    In the last phase of our pipeline, we perform three novel security assessments of open ports:

    Vulnerability analysis. Unlike OPAnalyzer which concentrates on the pre-defined vulnerability pattern, our vulnerability analysis aims to identify popular apps’ vulnerabilities that may not contain a fixed pattern — therefore more difficult to detect. The five vulnerability patterns identified by us present themselves in apps, such as Instagram, Samsung Gear, Skype, and the widely-embedded Facebook SDK.

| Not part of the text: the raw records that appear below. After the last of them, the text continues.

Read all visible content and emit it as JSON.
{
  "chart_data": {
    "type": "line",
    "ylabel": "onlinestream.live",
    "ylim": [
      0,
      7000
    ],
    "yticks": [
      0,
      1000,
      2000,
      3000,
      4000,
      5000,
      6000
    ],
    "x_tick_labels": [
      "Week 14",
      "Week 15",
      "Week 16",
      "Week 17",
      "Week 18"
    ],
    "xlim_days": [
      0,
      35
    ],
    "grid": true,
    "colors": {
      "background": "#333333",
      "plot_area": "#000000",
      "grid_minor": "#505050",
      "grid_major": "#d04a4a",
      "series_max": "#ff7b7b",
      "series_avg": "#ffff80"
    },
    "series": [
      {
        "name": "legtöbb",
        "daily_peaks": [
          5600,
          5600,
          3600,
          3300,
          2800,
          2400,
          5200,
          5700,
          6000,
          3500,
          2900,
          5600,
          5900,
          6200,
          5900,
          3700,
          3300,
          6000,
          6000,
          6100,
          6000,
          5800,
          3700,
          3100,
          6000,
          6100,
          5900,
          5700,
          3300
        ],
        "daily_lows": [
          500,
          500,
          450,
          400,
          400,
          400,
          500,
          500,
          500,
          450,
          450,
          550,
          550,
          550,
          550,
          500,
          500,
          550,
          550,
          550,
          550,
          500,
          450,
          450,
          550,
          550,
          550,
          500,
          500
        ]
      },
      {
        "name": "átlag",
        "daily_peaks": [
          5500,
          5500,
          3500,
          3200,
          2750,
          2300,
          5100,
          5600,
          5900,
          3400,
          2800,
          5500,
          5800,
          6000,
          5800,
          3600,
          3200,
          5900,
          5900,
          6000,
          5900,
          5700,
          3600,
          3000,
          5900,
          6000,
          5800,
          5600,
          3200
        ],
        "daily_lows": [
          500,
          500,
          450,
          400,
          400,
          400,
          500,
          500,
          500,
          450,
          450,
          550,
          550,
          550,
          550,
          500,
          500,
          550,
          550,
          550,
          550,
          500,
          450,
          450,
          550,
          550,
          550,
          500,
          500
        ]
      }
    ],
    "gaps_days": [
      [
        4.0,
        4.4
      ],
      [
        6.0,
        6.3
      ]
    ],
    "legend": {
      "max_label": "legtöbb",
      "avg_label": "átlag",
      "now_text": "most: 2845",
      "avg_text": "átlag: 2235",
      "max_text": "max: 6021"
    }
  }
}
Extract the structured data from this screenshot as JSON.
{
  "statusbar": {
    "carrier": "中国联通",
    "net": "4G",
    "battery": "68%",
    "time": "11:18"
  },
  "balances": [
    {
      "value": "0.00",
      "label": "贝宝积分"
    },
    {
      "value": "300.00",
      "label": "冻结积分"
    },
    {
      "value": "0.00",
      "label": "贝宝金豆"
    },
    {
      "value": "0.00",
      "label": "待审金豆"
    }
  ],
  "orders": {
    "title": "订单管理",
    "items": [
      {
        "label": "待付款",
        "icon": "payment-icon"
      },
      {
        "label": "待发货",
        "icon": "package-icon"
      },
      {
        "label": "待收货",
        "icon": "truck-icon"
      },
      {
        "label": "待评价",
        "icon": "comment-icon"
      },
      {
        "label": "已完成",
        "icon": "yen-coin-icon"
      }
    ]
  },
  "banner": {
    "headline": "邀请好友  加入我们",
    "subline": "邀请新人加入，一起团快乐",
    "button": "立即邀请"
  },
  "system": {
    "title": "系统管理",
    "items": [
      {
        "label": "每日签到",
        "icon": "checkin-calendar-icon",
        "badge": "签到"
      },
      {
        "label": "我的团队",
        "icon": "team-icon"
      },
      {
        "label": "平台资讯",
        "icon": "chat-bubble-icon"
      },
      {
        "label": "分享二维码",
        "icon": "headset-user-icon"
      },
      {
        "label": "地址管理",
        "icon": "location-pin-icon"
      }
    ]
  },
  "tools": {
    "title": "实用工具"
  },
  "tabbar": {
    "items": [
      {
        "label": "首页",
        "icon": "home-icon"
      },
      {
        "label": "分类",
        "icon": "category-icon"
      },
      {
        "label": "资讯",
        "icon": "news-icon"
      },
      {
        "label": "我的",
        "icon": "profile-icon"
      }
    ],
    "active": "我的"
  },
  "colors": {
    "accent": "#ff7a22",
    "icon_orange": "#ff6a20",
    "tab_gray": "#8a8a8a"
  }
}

    Denial-of-service attack evaluation. We experimentally eval- uate the effectiveness of a generic denial-of-service (DoS) attack against mobile open ports. We show that DoS attacks can significantly and effectively downgrade YouTube’s video streaming, WeChat’s voice call, and AirDroid’s file transmission via their open ports.

    Inter-device connectivity measurement. Remote open-port at- tacks require the victim device to be connected (intra- or inter-network). To measure the extent to which this requirement is satisfied, we extend NetMon to conduct inter-device connectivity tests. With 6,391 network scan traces collected from devices in 224 cellular networks and 2,181 WiFi networks worldwide, we find that 49.6% of the cellular networks and 83.6% of the WiFi networks allow devi